What Does LTL Mean?
LTL stands for less-than-truckload, which refers to a shipping method where a shipment only accounts for part of truckload rather than the entire thing. It means that several companies can split the bill for shipping a small load of freight to its intended destination.
How Does it Work?
While this varies some from one LTL provider to the next, generally, LTL freight is collected at a central location from assorted shippers. The freight is sorted and packed, typically in palletized loads, then loaded onto trucks. Loads tend to be very carefully packed to reduce shipment damage.
LTL shipping providers typically use software systems to plan loads so that space is used efficiently, and routes are planned to effectively get each shipper’s freight to its destination.
Sometimes, LTL loads are taken to another central location closer to the end destination, then reloaded for delivery to its final destination.

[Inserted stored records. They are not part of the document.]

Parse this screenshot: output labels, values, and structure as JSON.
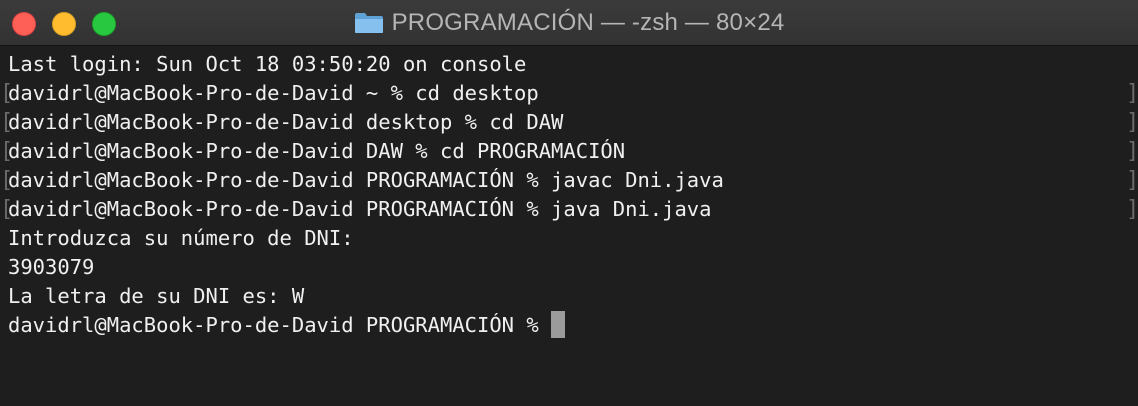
{
  "window": {
    "title": "PROGRAMACIÓN — -zsh — 80×24",
    "title_icon": "folder-icon",
    "controls": [
      "close",
      "minimize",
      "zoom"
    ],
    "colors": {
      "background": "#1e1e1e",
      "text": "#f0f0f0",
      "close": "#fe5f57",
      "minimize": "#febc2e",
      "zoom": "#28c840",
      "folder": "#79b8e8"
    }
  },
  "terminal": {
    "lines": [
      "Last login: Sun Oct 18 03:50:20 on console",
      "davidrl@MacBook-Pro-de-David ~ % cd desktop",
      "davidrl@MacBook-Pro-de-David desktop % cd DAW",
      "davidrl@MacBook-Pro-de-David DAW % cd PROGRAMACIÓN",
      "davidrl@MacBook-Pro-de-David PROGRAMACIÓN % javac Dni.java",
      "davidrl@MacBook-Pro-de-David PROGRAMACIÓN % java Dni.java",
      "Introduzca su número de DNI:",
      "3903079",
      "La letra de su DNI es: W",
      "davidrl@MacBook-Pro-de-David PROGRAMACIÓN % "
    ]
  }
}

How is LTL Different From FTL?
FTL is an acronym that means full truck load, which is when a single shipment accounts for an entire load to be shipped. Shipping FTL means all shipping costs associated with getting freight from one place to the next fall on one company, whereas LTL shipping allows for shipment of smaller amounts of freight in a more cost-effective nature.
LTL is great for companies who have more freight than can be efficiently or cost-effectively shipper through more pedestrian shipping options like FedEx or the postal service, but who don’t generate enough fright to make FTL shipping a true option.

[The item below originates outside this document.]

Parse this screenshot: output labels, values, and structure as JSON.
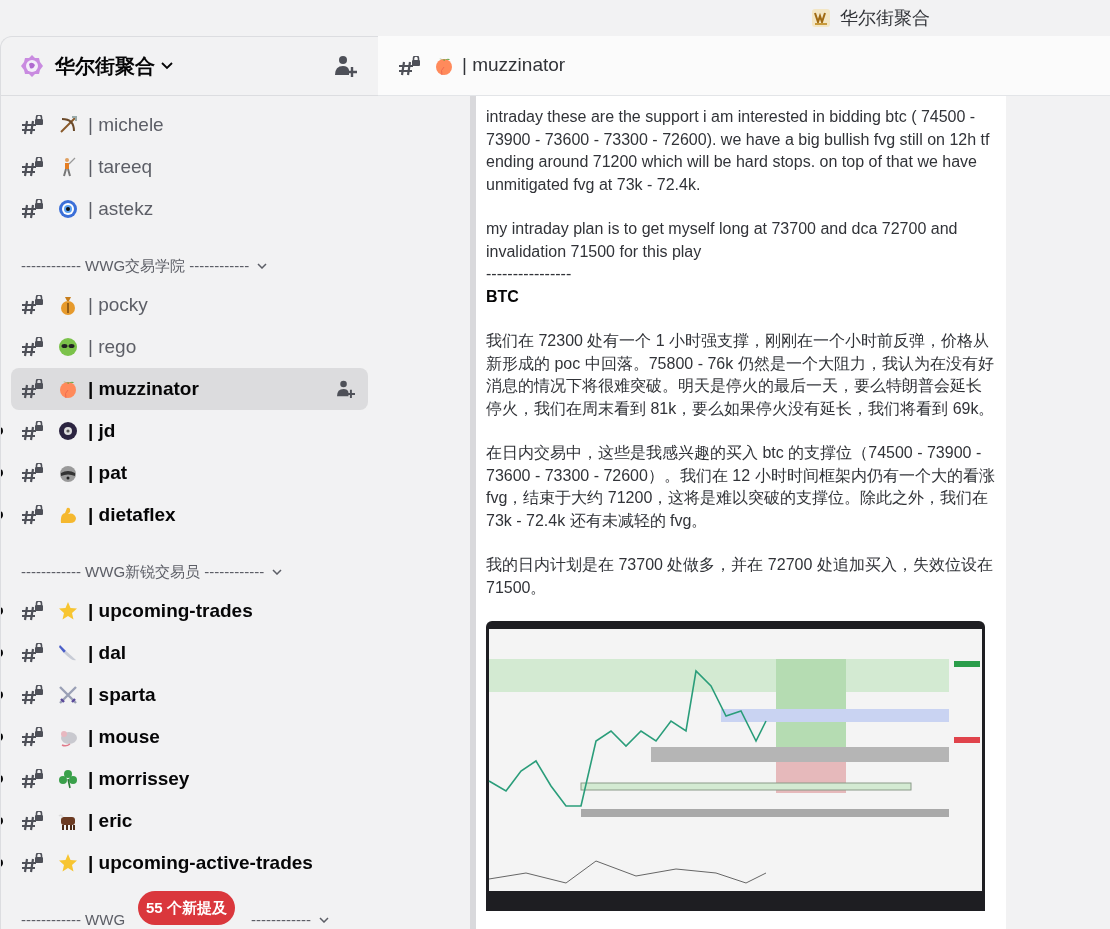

Benefits of LTL
- Lower costs
- Better load tracking
- Less incidences of freight damage
- More environmentally friendly option
- Faster shipping
Wondering if LTL shipping is right for your company? Set up a consultation with one of our shipping specialists to get answers specific to your shipping needs and quotes.